In a June 5 message, she recounted how her stepdaughters, visiting from Wisconsin, asked about the destruction from fires that they saw.
“They had so many questions that I don’t think we knew exactly how to answer,” she wrote. “It’s very confusing to them. That’s some of my story. If anyone else wants to share, please feel free to do so.” Along with her personal stories, McLoughlin also includes links to webinars and other resources.
Casual conversations and a coffee group, along with sharing links and referring to resilience during department meetings, are important approaches for Hennesy. He’s talked with colleagues about how it is difficult to feel productive at home — and so different from in-person work. He also points out that for librarians on continuous appointment who are required to do research, publishing, and presentations, which requires some “mental space” — and who also have children to care for — this time of working from home can be especially stressful.
“How do you take care of yourself in that situation? What can you let go of, reasonably?” Hennesy asks. “And also, I think, letting it be difficult. . . . How can you get through that and find some joy and whatever silver linings there might be?”
And, as the Resilience Champions learned in their training, reframing a situation can be valuable. Reframing questions include: What’s interesting about the situation? What opportunities exist within the situation?

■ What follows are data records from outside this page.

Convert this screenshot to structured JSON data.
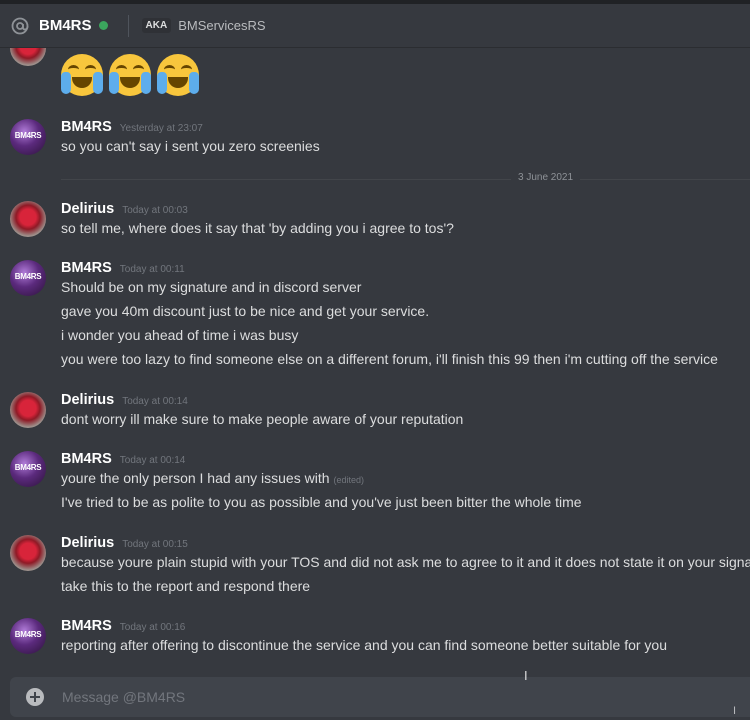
{
  "header": {
    "name": "BM4RS",
    "status_color": "#3ba55d",
    "aka_tag": "AKA",
    "alias": "BMServicesRS",
    "icon": "at-icon"
  },
  "divider": {
    "date": "3 June 2021"
  },
  "messages": [
    {
      "author": "BM4RS",
      "timestamp": "Yesterday at 23:07",
      "lines": [
        "so you can't say i sent you zero screenies"
      ]
    },
    {
      "author": "Delirius",
      "timestamp": "Today at 00:03",
      "lines": [
        "so tell me, where does it say that 'by adding you i agree to tos'?"
      ]
    },
    {
      "author": "BM4RS",
      "timestamp": "Today at 00:11",
      "lines": [
        "Should be on my signature and in discord server",
        "gave you 40m discount just to be nice and get your service.",
        "i wonder you ahead of time i was busy",
        "you were too lazy to find someone else on a different forum, i'll finish this 99 then i'm cutting off the service"
      ]
    },
    {
      "author": "Delirius",
      "timestamp": "Today at 00:14",
      "lines": [
        "dont worry ill make sure to make people aware of your reputation"
      ]
    },
    {
      "author": "BM4RS",
      "timestamp": "Today at 00:14",
      "lines": [
        "youre the only person I had any issues with",
        "I've tried to be as polite to you as possible and you've just been bitter the whole time"
      ],
      "edited": "(edited)"
    },
    {
      "author": "Delirius",
      "timestamp": "Today at 00:15",
      "lines": [
        "because youre plain stupid with your TOS and did not ask me to agree to it and it does not state it on your signatu",
        "take this to the report and respond there"
      ]
    },
    {
      "author": "BM4RS",
      "timestamp": "Today at 00:16",
      "lines": [
        "reporting after offering to discontinue the service and you can find someone better suitable for you"
      ]
    }
  ],
  "avatar_text": "BM4RS",
  "emoji": {
    "name": "joy-emoji",
    "count": 3
  },
  "composer": {
    "placeholder": "Message @BM4RS",
    "value": "",
    "icon": "plus-circle-icon"
  },
  "text_cursor": "I"
}
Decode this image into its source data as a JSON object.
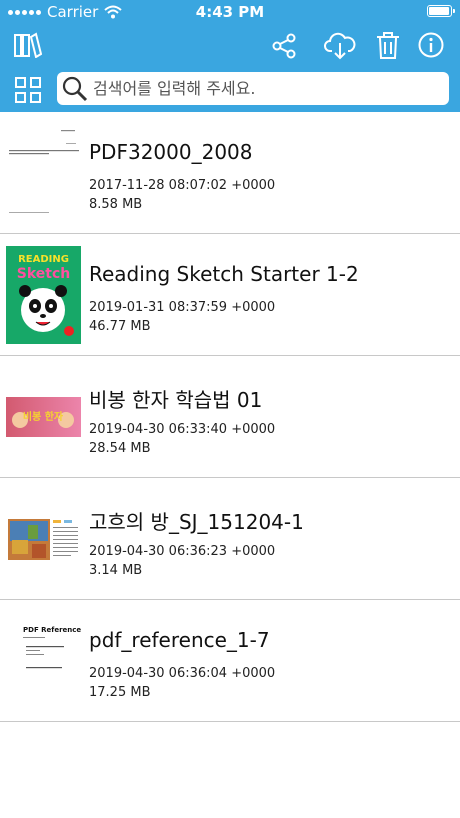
{
  "status": {
    "carrier": "Carrier",
    "time": "4:43 PM",
    "battery_level": 0.95
  },
  "toolbar": {
    "icons": [
      "library-icon",
      "share-icon",
      "cloud-download-icon",
      "trash-icon",
      "info-icon",
      "grid-view-icon"
    ],
    "accent": "#3aa6e0"
  },
  "search": {
    "placeholder": "검색어를 입력해 주세요.",
    "value": ""
  },
  "files": [
    {
      "title": "PDF32000_2008",
      "date": "2017-11-28 08:07:02 +0000",
      "size": "8.58 MB"
    },
    {
      "title": "Reading Sketch Starter 1-2",
      "date": "2019-01-31 08:37:59 +0000",
      "size": "46.77 MB"
    },
    {
      "title": "비봉 한자 학습법 01",
      "date": "2019-04-30 06:33:40 +0000",
      "size": "28.54 MB"
    },
    {
      "title": "고흐의 방_SJ_151204-1",
      "date": "2019-04-30 06:36:23 +0000",
      "size": "3.14 MB"
    },
    {
      "title": "pdf_reference_1-7",
      "date": "2019-04-30 06:36:04 +0000",
      "size": "17.25 MB"
    }
  ],
  "thumbs": {
    "reading_title": "READING",
    "reading_sub": "Sketch",
    "bibong": "비봉 한자",
    "pdfref_title": "PDF Reference"
  }
}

What tools do you use to get through challenging situations?
Relying on reframing, active listening, self-reflection and other approaches have helped Resilient Champions reach out to support their colleagues during these challenging times.